Despite the wealth of misinformation about guns and ammo, the best sources of information you will have near you are others who own guns. They can tell you from their own experience what works and what doesn’t. Use this to your advantage when you are going out to buy your first gun.
Choosing a gun isn’t something you should hurry, and you may find reliable information that isn’t correct for your area. If you live in the country, for instance, it may be hard to get 7mm rifle ammunition, whereas someone in a more populated area won’t have that trouble. These small specifics can cost or save you a lot of money.
If you decide that you don’t want a new gun, and go with an older, used model then make sure to seek out advice. Used guns can be great deals, but they can also be a problem for those without the experience to deal with issues. Ask someone you trust about brands and models, if a deal is too good to be true, it probably is.

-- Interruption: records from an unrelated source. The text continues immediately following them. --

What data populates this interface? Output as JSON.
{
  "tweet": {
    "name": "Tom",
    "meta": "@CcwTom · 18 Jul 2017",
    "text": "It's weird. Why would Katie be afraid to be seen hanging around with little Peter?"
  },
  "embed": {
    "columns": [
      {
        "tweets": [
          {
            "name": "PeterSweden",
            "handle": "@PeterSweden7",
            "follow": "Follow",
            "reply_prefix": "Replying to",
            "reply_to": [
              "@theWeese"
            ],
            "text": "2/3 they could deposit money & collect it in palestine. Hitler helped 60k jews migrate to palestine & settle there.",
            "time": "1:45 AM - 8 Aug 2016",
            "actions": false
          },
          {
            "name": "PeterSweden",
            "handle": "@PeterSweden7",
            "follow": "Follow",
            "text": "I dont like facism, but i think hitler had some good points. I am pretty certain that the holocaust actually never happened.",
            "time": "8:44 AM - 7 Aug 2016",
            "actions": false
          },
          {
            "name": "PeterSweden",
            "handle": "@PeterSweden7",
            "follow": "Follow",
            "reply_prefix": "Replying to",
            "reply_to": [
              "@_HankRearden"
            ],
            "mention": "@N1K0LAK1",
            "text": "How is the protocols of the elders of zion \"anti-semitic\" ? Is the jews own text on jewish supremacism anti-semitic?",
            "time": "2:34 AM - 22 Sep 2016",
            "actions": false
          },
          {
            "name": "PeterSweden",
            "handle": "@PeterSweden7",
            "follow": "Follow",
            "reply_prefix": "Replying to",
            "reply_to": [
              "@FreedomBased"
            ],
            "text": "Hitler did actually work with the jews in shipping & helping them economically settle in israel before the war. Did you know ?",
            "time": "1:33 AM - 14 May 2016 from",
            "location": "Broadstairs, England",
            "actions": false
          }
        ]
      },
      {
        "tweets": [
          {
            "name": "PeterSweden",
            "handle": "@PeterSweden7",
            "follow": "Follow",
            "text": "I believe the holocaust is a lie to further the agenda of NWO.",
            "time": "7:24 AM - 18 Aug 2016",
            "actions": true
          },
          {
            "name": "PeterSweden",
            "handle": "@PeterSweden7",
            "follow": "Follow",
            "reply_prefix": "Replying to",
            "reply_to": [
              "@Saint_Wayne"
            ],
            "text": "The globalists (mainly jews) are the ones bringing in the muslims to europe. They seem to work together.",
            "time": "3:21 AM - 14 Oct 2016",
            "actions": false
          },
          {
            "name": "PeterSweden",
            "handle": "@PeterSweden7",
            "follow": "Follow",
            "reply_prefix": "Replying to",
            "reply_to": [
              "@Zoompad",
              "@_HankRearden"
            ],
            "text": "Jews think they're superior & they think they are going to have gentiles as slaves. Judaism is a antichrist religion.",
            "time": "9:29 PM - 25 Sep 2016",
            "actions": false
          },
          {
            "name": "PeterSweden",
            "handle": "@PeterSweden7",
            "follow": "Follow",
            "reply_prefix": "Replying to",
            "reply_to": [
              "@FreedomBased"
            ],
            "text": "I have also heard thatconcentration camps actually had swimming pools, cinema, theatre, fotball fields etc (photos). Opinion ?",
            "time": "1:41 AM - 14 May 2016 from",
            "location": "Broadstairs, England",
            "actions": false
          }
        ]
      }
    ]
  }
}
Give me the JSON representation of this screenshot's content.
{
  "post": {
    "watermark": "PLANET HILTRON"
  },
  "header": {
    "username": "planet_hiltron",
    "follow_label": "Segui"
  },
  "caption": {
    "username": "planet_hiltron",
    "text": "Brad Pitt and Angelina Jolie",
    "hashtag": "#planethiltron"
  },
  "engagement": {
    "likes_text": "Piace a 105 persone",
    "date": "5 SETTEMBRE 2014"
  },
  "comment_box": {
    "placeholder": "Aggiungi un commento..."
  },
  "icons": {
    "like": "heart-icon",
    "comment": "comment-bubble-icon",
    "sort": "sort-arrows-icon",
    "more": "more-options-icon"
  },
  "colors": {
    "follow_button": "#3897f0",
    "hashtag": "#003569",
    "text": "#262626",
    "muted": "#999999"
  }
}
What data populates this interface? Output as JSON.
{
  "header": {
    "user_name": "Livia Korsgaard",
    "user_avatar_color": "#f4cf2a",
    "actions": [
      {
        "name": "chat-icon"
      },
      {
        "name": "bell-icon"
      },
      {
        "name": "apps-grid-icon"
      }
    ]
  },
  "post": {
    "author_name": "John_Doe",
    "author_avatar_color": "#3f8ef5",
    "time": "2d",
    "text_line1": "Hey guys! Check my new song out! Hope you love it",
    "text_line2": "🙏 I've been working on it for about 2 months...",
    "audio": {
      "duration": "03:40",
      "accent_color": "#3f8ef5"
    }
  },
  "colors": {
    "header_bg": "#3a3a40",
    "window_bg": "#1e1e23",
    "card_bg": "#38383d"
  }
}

Gun culture in the United States is full of some of the best, most helpful, and friendly people you will meet. Many will go the extra mile to help you get the best deal you can. If gun owners share one thing, it is strong opinions and willingness to give advice.
7. Gun Options
There are two schools of thought when it comes to gun options. One school says that you shouldn’t avoid having gun accessories and new furniture, and the other says a brand new gun owner should avoid it. There are good reasons for both points of view, but only you can decide what works for you.
If you’re willing to be adventurous you can find options that aren’t out there for others. Cheaper ways of putting together your first gun, by buying components separately for instance. A great place to start would be to purchase a pre build AR-15 complete upper.
Putting together your own rifle can save you a ton of money and provide you with a superior product. If this isn’t something you’re comfortable with, ask around with your gun-owning friends, they may be able to help save you money. Most people who own guns will be more than happy to help a new gun owner get into the culture.
Buying a Gun
When it comes down to it, the reason you are buying a gun will have the single largest effect on what you choose to get. Be mindful of the differences between calibers, their ability to penetrate targets, and the cost of training with the gun of your choice. You don’t want to end up with a beautiful gun that is too expensive to shoot.
Don’t rush buying a gun, take your time and weigh your options. If this article was helpful, please take a moment and check around our website for more information.